§ **Work item**
This exercise calls for the records to be repeated in full, exactly as written.

§ **Records for this task**
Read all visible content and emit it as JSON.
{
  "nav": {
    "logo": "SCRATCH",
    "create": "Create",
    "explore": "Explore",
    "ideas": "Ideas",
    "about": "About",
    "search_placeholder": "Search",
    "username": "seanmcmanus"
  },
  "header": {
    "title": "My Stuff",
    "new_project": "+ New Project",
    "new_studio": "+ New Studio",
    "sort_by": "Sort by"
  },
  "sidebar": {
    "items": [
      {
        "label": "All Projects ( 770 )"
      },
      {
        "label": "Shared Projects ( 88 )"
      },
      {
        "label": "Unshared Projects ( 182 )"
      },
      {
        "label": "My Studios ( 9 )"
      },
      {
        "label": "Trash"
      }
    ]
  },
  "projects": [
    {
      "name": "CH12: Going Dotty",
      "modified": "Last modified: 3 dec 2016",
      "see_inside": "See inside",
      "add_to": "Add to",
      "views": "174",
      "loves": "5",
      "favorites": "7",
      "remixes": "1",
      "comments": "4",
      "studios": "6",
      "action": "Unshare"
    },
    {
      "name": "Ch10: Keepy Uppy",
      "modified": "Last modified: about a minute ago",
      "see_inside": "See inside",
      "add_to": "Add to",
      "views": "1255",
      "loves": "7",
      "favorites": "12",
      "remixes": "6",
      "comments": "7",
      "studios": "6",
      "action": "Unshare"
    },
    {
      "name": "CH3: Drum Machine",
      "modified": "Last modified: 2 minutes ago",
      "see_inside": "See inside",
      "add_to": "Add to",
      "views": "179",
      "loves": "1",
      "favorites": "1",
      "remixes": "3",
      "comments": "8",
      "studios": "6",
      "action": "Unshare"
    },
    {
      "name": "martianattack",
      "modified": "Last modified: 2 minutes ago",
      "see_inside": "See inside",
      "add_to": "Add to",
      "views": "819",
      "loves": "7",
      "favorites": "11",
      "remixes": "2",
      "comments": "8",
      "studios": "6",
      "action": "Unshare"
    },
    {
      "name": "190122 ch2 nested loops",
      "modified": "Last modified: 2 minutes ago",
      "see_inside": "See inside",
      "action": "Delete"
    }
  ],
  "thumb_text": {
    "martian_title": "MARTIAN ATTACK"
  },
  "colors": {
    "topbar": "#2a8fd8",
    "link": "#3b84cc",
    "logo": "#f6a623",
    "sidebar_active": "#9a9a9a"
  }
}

§ **Answer section**
Read all visible content and emit it as JSON.
{
  "nav": {
    "logo": "SCRATCH",
    "create": "Create",
    "explore": "Explore",
    "ideas": "Ideas",
    "about": "About",
    "search_placeholder": "Search",
    "username": "seanmcmanus"
  },
  "header": {
    "title": "My Stuff",
    "new_project": "+ New Project",
    "new_studio": "+ New Studio",
    "sort_by": "Sort by"
  },
  "sidebar": {
    "items": [
      {
        "label": "All Projects ( 770 )"
      },
      {
        "label": "Shared Projects ( 88 )"
      },
      {
        "label": "Unshared Projects ( 182 )"
      },
      {
        "label": "My Studios ( 9 )"
      },
      {
        "label": "Trash"
      }
    ]
  },
  "projects": [
    {
      "name": "CH12: Going Dotty",
      "modified": "Last modified: 3 dec 2016",
      "see_inside": "See inside",
      "add_to": "Add to",
      "views": "174",
      "loves": "5",
      "favorites": "7",
      "remixes": "1",
      "comments": "4",
      "studios": "6",
      "action": "Unshare"
    },
    {
      "name": "Ch10: Keepy Uppy",
      "modified": "Last modified: about a minute ago",
      "see_inside": "See inside",
      "add_to": "Add to",
      "views": "1255",
      "loves": "7",
      "favorites": "12",
      "remixes": "6",
      "comments": "7",
      "studios": "6",
      "action": "Unshare"
    },
    {
      "name": "CH3: Drum Machine",
      "modified": "Last modified: 2 minutes ago",
      "see_inside": "See inside",
      "add_to": "Add to",
      "views": "179",
      "loves": "1",
      "favorites": "1",
      "remixes": "3",
      "comments": "8",
      "studios": "6",
      "action": "Unshare"
    },
    {
      "name": "martianattack",
      "modified": "Last modified: 2 minutes ago",
      "see_inside": "See inside",
      "add_to": "Add to",
      "views": "819",
      "loves": "7",
      "favorites": "11",
      "remixes": "2",
      "comments": "8",
      "studios": "6",
      "action": "Unshare"
    },
    {
      "name": "190122 ch2 nested loops",
      "modified": "Last modified: 2 minutes ago",
      "see_inside": "See inside",
      "action": "Delete"
    }
  ],
  "thumb_text": {
    "martian_title": "MARTIAN ATTACK"
  },
  "colors": {
    "topbar": "#2a8fd8",
    "link": "#3b84cc",
    "logo": "#f6a623",
    "sidebar_active": "#9a9a9a"
  }
}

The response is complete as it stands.